This first episode also saw a Bake Off first. Peter and Stuart went head-to-head in a Union Flag-off. Peter's efforts may have been neater, but he left out the St Patrick's saltire from his design, so is unlikely to win the popular vote with Northern Ireland's viewers. We saw precious little of intensive care consultant, Danny, in episode one. Her plum, ginger and orange upside-down cake sounded delicious, but rather unpleasantly resembled a giant blood clot (her medical training possibly inspiring this choice).

Finally we were briefly introduced to delightful midwife, Natasha, whose pineapple and passionfruit upside-down cake passed the judges' inspection, but her boiled baba and raw rose-soaked show stopper knocked her out of the competition. Such a shame, as she was clearly just having a very bad day and her nerves got the better of her. Her disappointment was hugged away by the ever-wonderful Sue Perkins. I really do love Sue. Since watching Mrs Dickens' Family Christmas, she has firmly cemented her place as one of my absolute favourite television personalities of all time. 

One down, eleven to go. Roll on Tuesday. Who'll be the stale crumbs brushed off next week's Bake Off plate? 


  1. My sister bought me the book from last year's series-it's brilliant and so informative! I'll have to see if there's a way of watching it here in Paris :) thanks for catching us up with the contestants!

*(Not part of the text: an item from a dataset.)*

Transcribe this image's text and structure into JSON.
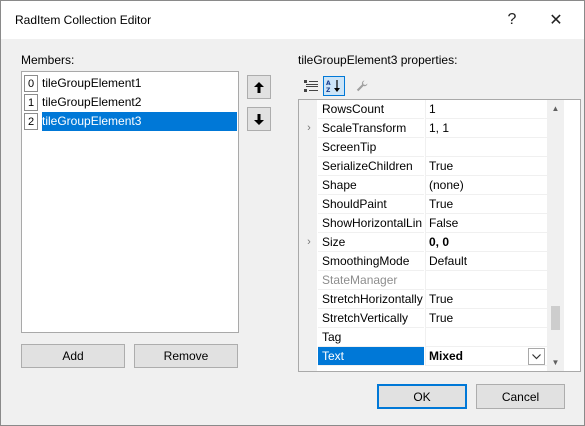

    1. I have only just worked out that replying shouldn't involve starting a new comment. I'm an idiot and a luddite, but I always reply (see below). I've just been doing it wrong :(

  2. My pleasure! Can you get iPlayer in Paris? I really loved the "hidden design" cake challenge - the best one ever in my humble opinion!